▶ EXERCISE:
Set the data below down again, exactly, with every picture left out.

◇ ◇ ◇ ◇ ◇

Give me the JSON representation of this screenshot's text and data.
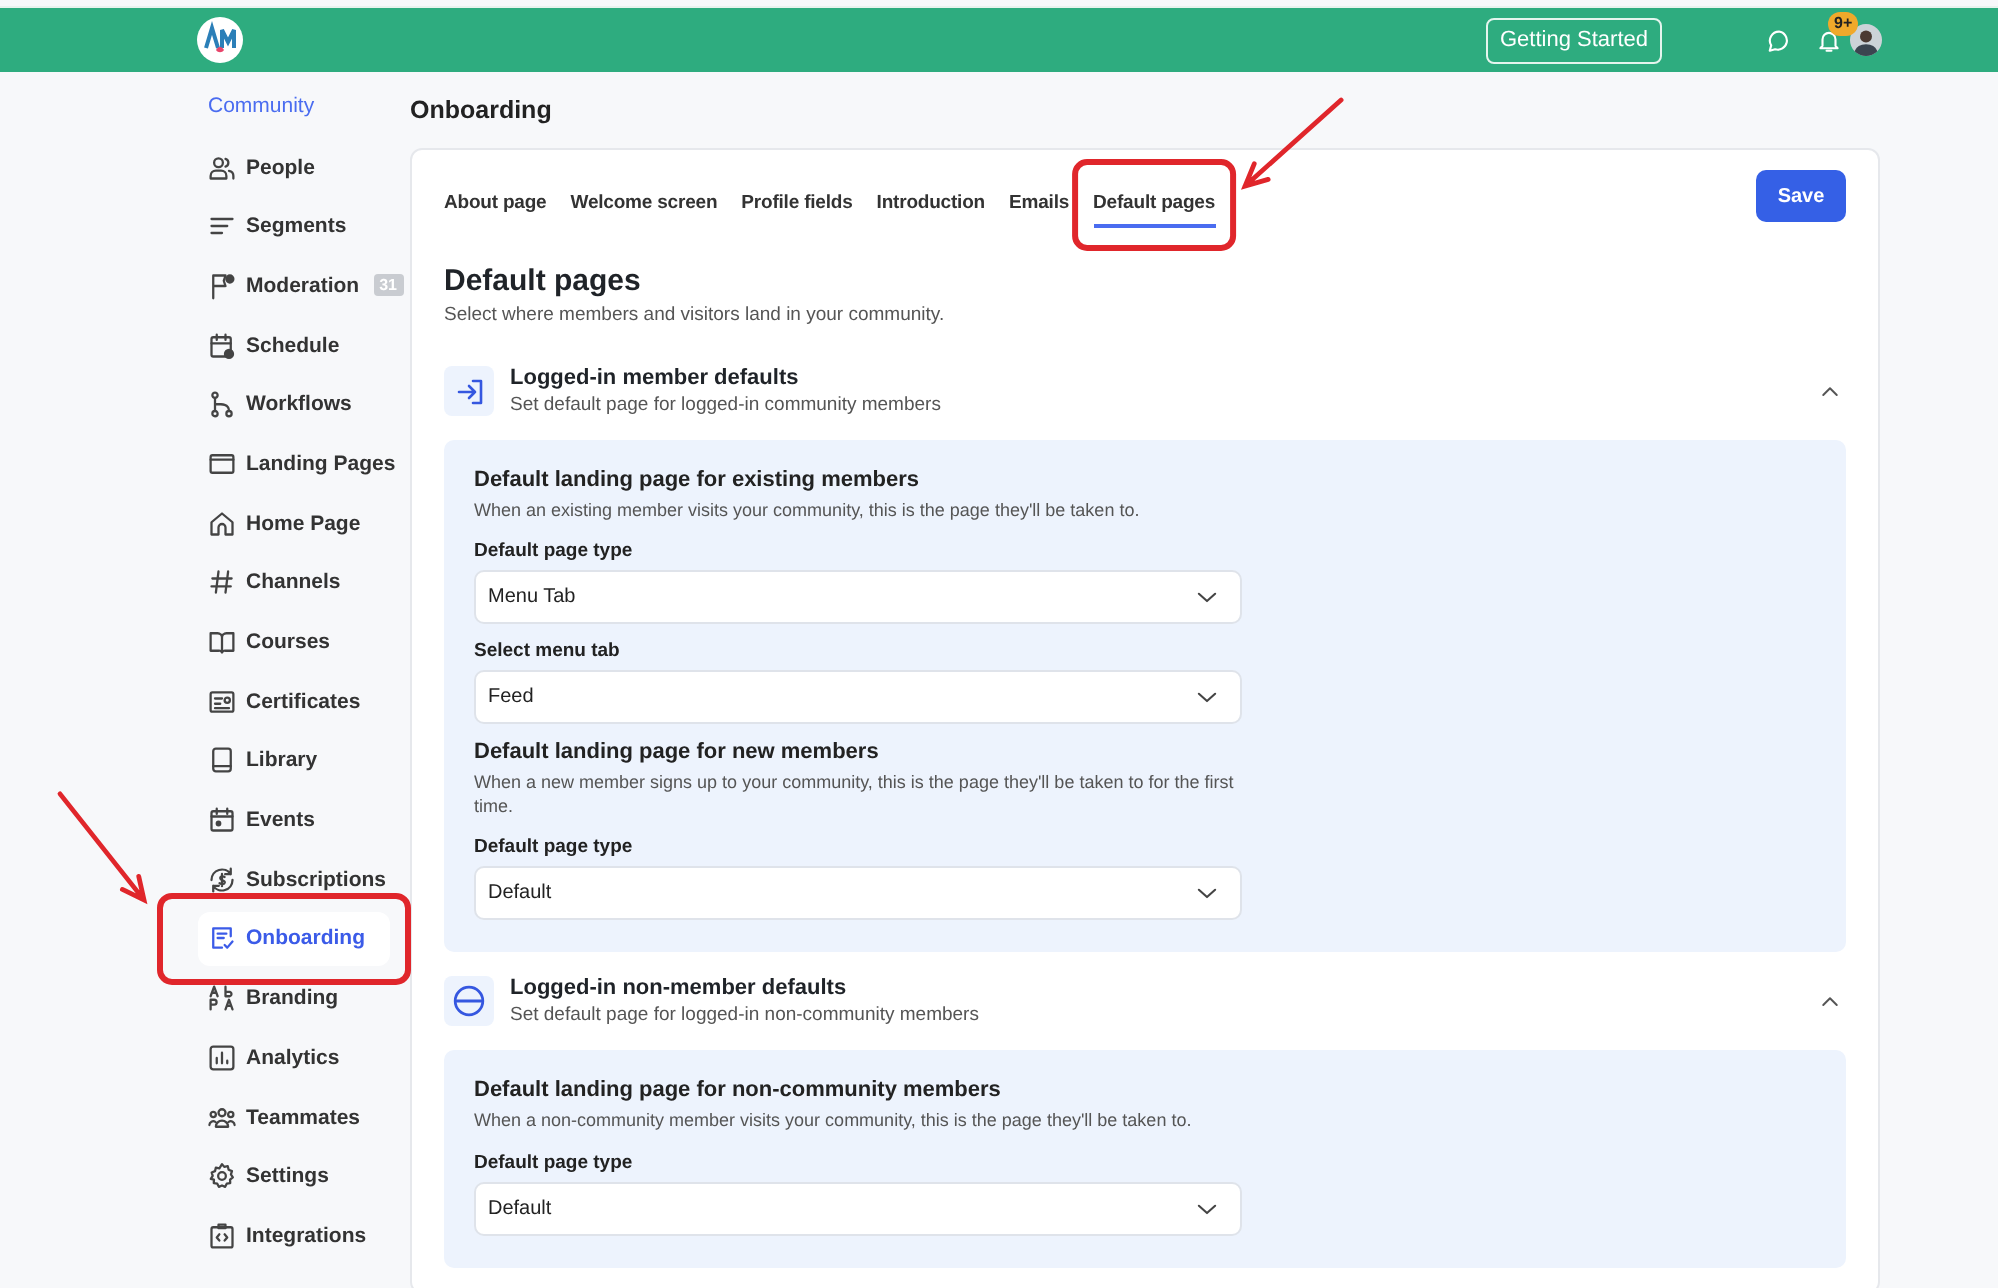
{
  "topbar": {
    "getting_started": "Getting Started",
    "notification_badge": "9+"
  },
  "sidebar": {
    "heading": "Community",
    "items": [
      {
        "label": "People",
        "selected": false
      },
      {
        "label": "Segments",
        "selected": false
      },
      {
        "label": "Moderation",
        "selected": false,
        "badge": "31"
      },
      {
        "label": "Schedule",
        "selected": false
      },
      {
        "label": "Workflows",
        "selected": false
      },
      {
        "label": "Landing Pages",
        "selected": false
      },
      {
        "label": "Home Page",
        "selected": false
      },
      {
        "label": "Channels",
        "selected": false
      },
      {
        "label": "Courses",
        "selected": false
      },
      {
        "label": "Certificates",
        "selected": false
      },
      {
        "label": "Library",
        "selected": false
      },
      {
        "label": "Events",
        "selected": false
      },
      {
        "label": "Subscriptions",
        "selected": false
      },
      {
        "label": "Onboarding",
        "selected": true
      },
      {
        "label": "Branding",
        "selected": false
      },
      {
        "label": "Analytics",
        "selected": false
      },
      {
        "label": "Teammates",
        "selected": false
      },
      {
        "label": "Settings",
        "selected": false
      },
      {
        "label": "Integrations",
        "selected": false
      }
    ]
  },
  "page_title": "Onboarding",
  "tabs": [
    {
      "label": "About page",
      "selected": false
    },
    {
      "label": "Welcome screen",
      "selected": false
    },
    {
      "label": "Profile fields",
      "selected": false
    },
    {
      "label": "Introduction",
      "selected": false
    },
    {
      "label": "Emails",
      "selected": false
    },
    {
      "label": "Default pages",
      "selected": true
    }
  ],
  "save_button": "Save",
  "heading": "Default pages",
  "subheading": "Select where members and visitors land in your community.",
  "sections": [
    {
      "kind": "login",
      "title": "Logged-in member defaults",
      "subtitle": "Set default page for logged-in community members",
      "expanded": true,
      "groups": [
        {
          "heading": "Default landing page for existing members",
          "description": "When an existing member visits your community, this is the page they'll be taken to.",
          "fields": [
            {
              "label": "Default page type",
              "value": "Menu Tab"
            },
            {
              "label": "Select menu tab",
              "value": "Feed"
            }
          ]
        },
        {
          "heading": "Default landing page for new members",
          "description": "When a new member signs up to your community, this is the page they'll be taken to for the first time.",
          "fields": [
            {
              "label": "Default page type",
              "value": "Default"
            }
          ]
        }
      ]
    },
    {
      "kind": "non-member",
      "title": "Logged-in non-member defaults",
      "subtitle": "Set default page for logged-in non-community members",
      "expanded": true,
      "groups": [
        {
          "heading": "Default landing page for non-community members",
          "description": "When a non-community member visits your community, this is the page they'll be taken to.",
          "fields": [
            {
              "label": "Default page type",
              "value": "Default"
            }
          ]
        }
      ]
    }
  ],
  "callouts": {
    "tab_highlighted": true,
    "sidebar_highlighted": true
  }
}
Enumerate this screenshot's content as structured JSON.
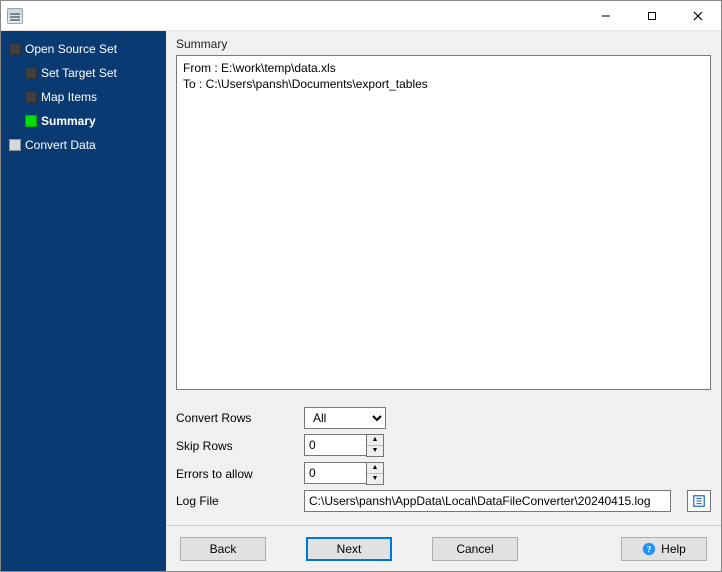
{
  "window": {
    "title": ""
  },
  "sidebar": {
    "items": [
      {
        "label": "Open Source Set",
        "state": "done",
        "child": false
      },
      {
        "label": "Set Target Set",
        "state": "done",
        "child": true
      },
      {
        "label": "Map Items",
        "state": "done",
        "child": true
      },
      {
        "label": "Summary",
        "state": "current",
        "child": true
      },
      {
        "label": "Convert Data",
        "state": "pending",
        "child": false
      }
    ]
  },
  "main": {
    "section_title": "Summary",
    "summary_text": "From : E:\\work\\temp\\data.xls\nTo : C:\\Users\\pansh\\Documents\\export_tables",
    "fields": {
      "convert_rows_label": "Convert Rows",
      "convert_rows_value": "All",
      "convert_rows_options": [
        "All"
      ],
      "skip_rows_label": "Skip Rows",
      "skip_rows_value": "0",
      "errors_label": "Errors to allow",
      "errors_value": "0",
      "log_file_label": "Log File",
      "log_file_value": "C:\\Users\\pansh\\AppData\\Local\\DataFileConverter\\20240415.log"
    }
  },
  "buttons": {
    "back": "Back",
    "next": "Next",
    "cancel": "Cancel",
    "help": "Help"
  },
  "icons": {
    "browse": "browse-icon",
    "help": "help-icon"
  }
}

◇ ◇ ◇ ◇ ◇

▶ TASK RESPONSE:
Give me the JSON representation of this screenshot's text and data.
{
  "topbar": {
    "getting_started": "Getting Started",
    "notification_badge": "9+"
  },
  "sidebar": {
    "heading": "Community",
    "items": [
      {
        "label": "People",
        "selected": false
      },
      {
        "label": "Segments",
        "selected": false
      },
      {
        "label": "Moderation",
        "selected": false,
        "badge": "31"
      },
      {
        "label": "Schedule",
        "selected": false
      },
      {
        "label": "Workflows",
        "selected": false
      },
      {
        "label": "Landing Pages",
        "selected": false
      },
      {
        "label": "Home Page",
        "selected": false
      },
      {
        "label": "Channels",
        "selected": false
      },
      {
        "label": "Courses",
        "selected": false
      },
      {
        "label": "Certificates",
        "selected": false
      },
      {
        "label": "Library",
        "selected": false
      },
      {
        "label": "Events",
        "selected": false
      },
      {
        "label": "Subscriptions",
        "selected": false
      },
      {
        "label": "Onboarding",
        "selected": true
      },
      {
        "label": "Branding",
        "selected": false
      },
      {
        "label": "Analytics",
        "selected": false
      },
      {
        "label": "Teammates",
        "selected": false
      },
      {
        "label": "Settings",
        "selected": false
      },
      {
        "label": "Integrations",
        "selected": false
      }
    ]
  },
  "page_title": "Onboarding",
  "tabs": [
    {
      "label": "About page",
      "selected": false
    },
    {
      "label": "Welcome screen",
      "selected": false
    },
    {
      "label": "Profile fields",
      "selected": false
    },
    {
      "label": "Introduction",
      "selected": false
    },
    {
      "label": "Emails",
      "selected": false
    },
    {
      "label": "Default pages",
      "selected": true
    }
  ],
  "save_button": "Save",
  "heading": "Default pages",
  "subheading": "Select where members and visitors land in your community.",
  "sections": [
    {
      "kind": "login",
      "title": "Logged-in member defaults",
      "subtitle": "Set default page for logged-in community members",
      "expanded": true,
      "groups": [
        {
          "heading": "Default landing page for existing members",
          "description": "When an existing member visits your community, this is the page they'll be taken to.",
          "fields": [
            {
              "label": "Default page type",
              "value": "Menu Tab"
            },
            {
              "label": "Select menu tab",
              "value": "Feed"
            }
          ]
        },
        {
          "heading": "Default landing page for new members",
          "description": "When a new member signs up to your community, this is the page they'll be taken to for the first time.",
          "fields": [
            {
              "label": "Default page type",
              "value": "Default"
            }
          ]
        }
      ]
    },
    {
      "kind": "non-member",
      "title": "Logged-in non-member defaults",
      "subtitle": "Set default page for logged-in non-community members",
      "expanded": true,
      "groups": [
        {
          "heading": "Default landing page for non-community members",
          "description": "When a non-community member visits your community, this is the page they'll be taken to.",
          "fields": [
            {
              "label": "Default page type",
              "value": "Default"
            }
          ]
        }
      ]
    }
  ],
  "callouts": {
    "tab_highlighted": true,
    "sidebar_highlighted": true
  }
}
Enumerate this screenshot's content as structured JSON.
{
  "window": {
    "title": ""
  },
  "sidebar": {
    "items": [
      {
        "label": "Open Source Set",
        "state": "done",
        "child": false
      },
      {
        "label": "Set Target Set",
        "state": "done",
        "child": true
      },
      {
        "label": "Map Items",
        "state": "done",
        "child": true
      },
      {
        "label": "Summary",
        "state": "current",
        "child": true
      },
      {
        "label": "Convert Data",
        "state": "pending",
        "child": false
      }
    ]
  },
  "main": {
    "section_title": "Summary",
    "summary_text": "From : E:\\work\\temp\\data.xls\nTo : C:\\Users\\pansh\\Documents\\export_tables",
    "fields": {
      "convert_rows_label": "Convert Rows",
      "convert_rows_value": "All",
      "convert_rows_options": [
        "All"
      ],
      "skip_rows_label": "Skip Rows",
      "skip_rows_value": "0",
      "errors_label": "Errors to allow",
      "errors_value": "0",
      "log_file_label": "Log File",
      "log_file_value": "C:\\Users\\pansh\\AppData\\Local\\DataFileConverter\\20240415.log"
    }
  },
  "buttons": {
    "back": "Back",
    "next": "Next",
    "cancel": "Cancel",
    "help": "Help"
  },
  "icons": {
    "browse": "browse-icon",
    "help": "help-icon"
  }
}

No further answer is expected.